“These types of restrictions can significantly raise costs for consumers, stifle innovation, close off business opportunity for independent repair shops, create unnecessary electronic waste, delay timely repairs, and undermine resiliency,” FTC Chair Lina Khan said during a recent commission meeting. “The FTC has a range of tools it can use to root out unlawful repair restrictions, and today’s policy statement would commit us to move forward on this issue with new vigor.”
The Automotive Oil Change Association, in partnership with other independent trade groups, have been lobbying for greater enforcement for years and applauded this latest move.
AOCA policy advisor Joanna Johnson issued a statement:
“After 19 years of submitting detailed Magnuson-Moss unlawful tying complaints, including the BMW complaint highlighted in the Nixing the Fix report to Congress and again by Commissioner Phillips during today’s open meeting, the Commission's decision to make Right to Repair a priority for enforcement and consumer protection is cause for celebration!

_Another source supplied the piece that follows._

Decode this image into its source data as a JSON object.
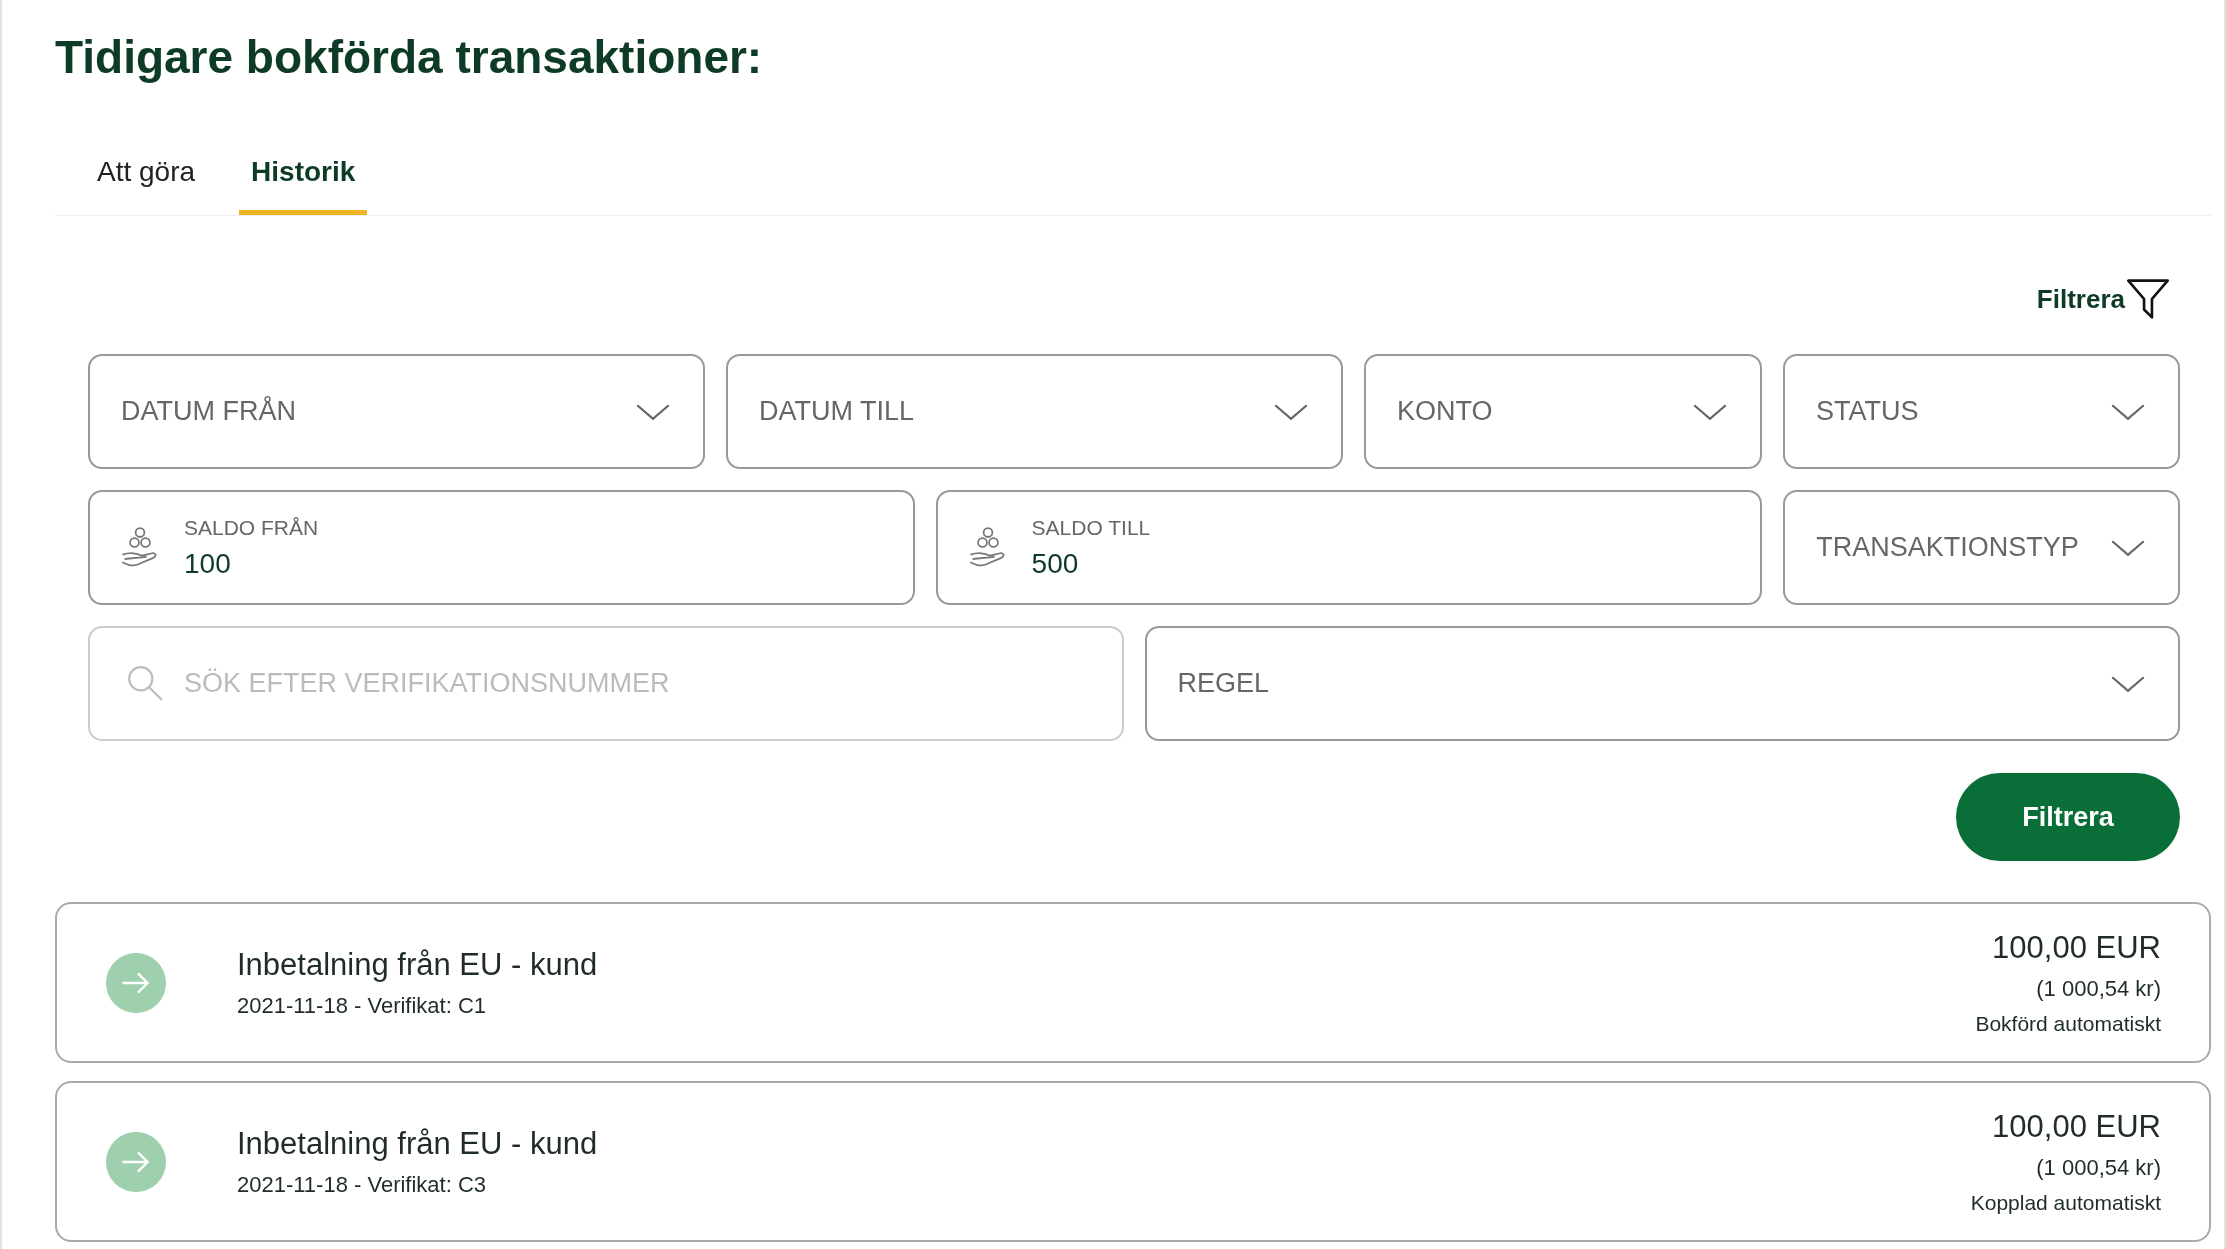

We met with counsel for the Commission’s Bureau of Consumer Protection last week and have already submitted new evidence supporting enhanced enforcement.”
Included in the FTC's announcement was a policy position paper, which can be viewed here.